(28 January 2016) Today’s new Anti-Tax Avoidance Package (ATAP) will potentially contribute to making multinational companies pay more tax, but not yet all the tax they owe.
The lengthy package consists of two directives. One implements the OECD’s BEPS action plan at EU level, to pave the way for a common consolidated corporate tax base in the autumn. The other requires the automatic exchange of information by large companies limited to tax administrations (country-by-country tax reporting). It includes non-binding recommendations on tax havens outside the EU and on good tax governance in developing countries that rely even more on corporate tax revenues.
It will take more time for a full evaluation of its exact effect on corporate tax avoidance, which costs the global economy up to € 240 billion every year, according to recent conservative official estimates.
General Secretary of EPSU, Jan Willem Goudriaan, said: ‘We welcome that the Commission continues on its tax regulatory path. Governments talk a lot about tax evasion but do very little to stop profitable companies dodging the tax payments we need to fund the welfare state. The UK’s recent shocking tax deal with Google and the new Irish “knowledge box” are good illustrations of leaders’ complicity with the wealthy tax dodgers."
“However the package fails to live up to our calls to take tax reform beyond the OECD’s weak action plan. In some cases its recommendations are even weaker than those of the OECD. The Commission rightly condemns the shifting of profits to low tax regimes via excessive interest deductions or bogus intellectual property regimes, as in the case of McDonald’s. However, some proposals are not helpful."

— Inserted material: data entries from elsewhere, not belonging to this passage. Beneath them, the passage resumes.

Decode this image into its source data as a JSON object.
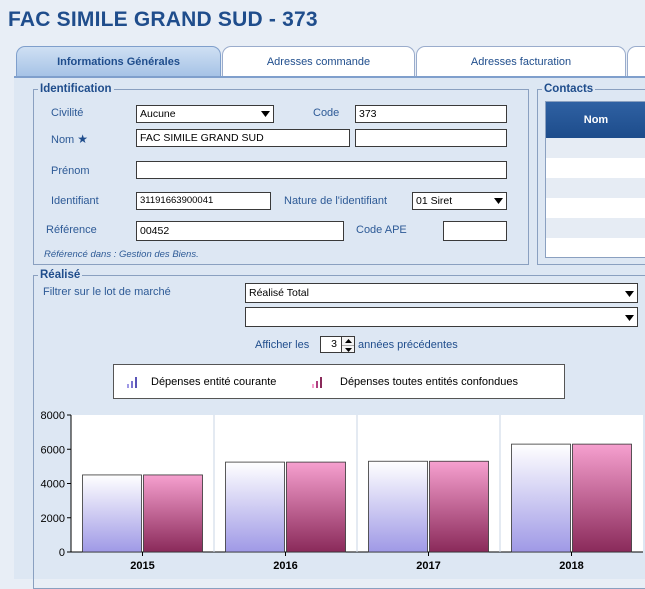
{
  "title": "FAC SIMILE GRAND SUD  -  373",
  "tabs": [
    "Informations Générales",
    "Adresses commande",
    "Adresses facturation"
  ],
  "identification": {
    "legend": "Identification",
    "civilite_label": "Civilité",
    "civilite_value": "Aucune",
    "code_label": "Code",
    "code_value": "373",
    "nom_label": "Nom",
    "nom_value": "FAC SIMILE GRAND SUD",
    "nom2_value": "",
    "prenom_label": "Prénom",
    "prenom_value": "",
    "identifiant_label": "Identifiant",
    "identifiant_value": "31191663900041",
    "nature_label": "Nature de l'identifiant",
    "nature_value": "01 Siret",
    "reference_label": "Référence",
    "reference_value": "00452",
    "code_ape_label": "Code APE",
    "code_ape_value": "",
    "referenced_note": "Référencé dans : Gestion des Biens."
  },
  "contacts": {
    "legend": "Contacts",
    "column_header": "Nom"
  },
  "realise": {
    "legend": "Réalisé",
    "filter_label": "Filtrer sur le lot de marché",
    "filter_value": "Réalisé Total",
    "filter2_value": "",
    "afficher_prefix": "Afficher les",
    "years_value": "3",
    "afficher_suffix": "années précédentes",
    "legend_current": "Dépenses entité courante",
    "legend_all": "Dépenses toutes entités confondues"
  },
  "colors": {
    "title": "#1f4d8c",
    "label": "#2d5a96",
    "bar_current_top": "#ffffff",
    "bar_current_bottom": "#9f99e6",
    "bar_all_top": "#f6a0cf",
    "bar_all_bottom": "#8a2a5a"
  },
  "chart_data": {
    "type": "bar",
    "categories": [
      "2015",
      "2016",
      "2017",
      "2018"
    ],
    "series": [
      {
        "name": "Dépenses entité courante",
        "values": [
          4500,
          5250,
          5300,
          6300
        ]
      },
      {
        "name": "Dépenses toutes entités confondues",
        "values": [
          4500,
          5250,
          5300,
          6300
        ]
      }
    ],
    "yticks": [
      "0",
      "2000",
      "4000",
      "6000",
      "8000"
    ],
    "ylim": [
      0,
      8000
    ],
    "grid": false,
    "legend_position": "top"
  }
}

“The directive on country-by-country reporting (CBCR) by companies is too weak – the scope of information must be broader and be made public. The business lobby has failed to produce concrete examples of how the publication of this information would harm their business. Why wait until April to bring about transparency on corporate tax affairs? Public CBCR is key to stopping tax dodging and to establishing a common corporate tax base in Europe and is crucial for the survival of under-resourced tax administrations,” added Mr Goudriaan.
On a positive note, the package recognises that many common forms of tax avoidance are wrong. The introduction of a European General Anti-Avoidance Rule to prevent situations where companies act against the actual purpose of tax law is welcomed. But the wording could be better, and it is unclear how it will be made operational in the absence of a common definition of business permanent establishment.
It is right to propose a capping of corporate interest deductions, but setting the threshold at 30 % of earnings before interest, tax, depreciation, and amortization (EBITDA), or €1 million annually, is far too high.
We welcome the Controlled Foreign Company (CFC) rules. But again the devil is in the detail, as the Commission seems to imply that tax avoidance below 40% of a country’s nominal corporate tax rate is an acceptable level of tax avoidance.
“It legitimises the fact that profitable companies can pay massively less tax than their employees” said Nadja Salson, policy officer on tax. “Here the European Commission fails to recognise that part of the problem is the business model of hiding behind endless chains of subsidiaries, franchises, and bogus letter box companies to avoid paying tax. In doing so the Commission keeps alive the arms-length principle that allows corporate groups to escape being treated as they should be: single entities. Given the downward trend of nominal corporate tax rates in the EU, we need to fix a common minimum corporate tax rate of at least 25 % as a priority. The Commission’s proposals simply do not go far enough.
“On EU external strategy, we welcome the EC’s renewed promise for a common list of tax havens, but this must be supported by deterring sanctions. On developing countries, it is common sense to call for better resourced tax administrations and the same should apply to EU tax administrations that continue suffering from austerity measures. But the EC must also change its external trade policy if it is serious about sustainable development, which must be based on progressive taxation and sufficiently funded public services,” concludes Ms Salson.
The package shows that the fight is not over until every company pays every euro of tax that it owes, like everyone else. EPSU will continue its work within the tax justice movement, with workers in tax administrations, Members of Parliament and others to improve the package.
For more information see EPSU’s letter sent jointly with Oxfam and ActionAid ahead of the publication of the Package
Contact person: Nadja Salson, EPSU Policy Officer on Tax,
T: 32 2 250 10 88, Mob: 32 475 96 10 11,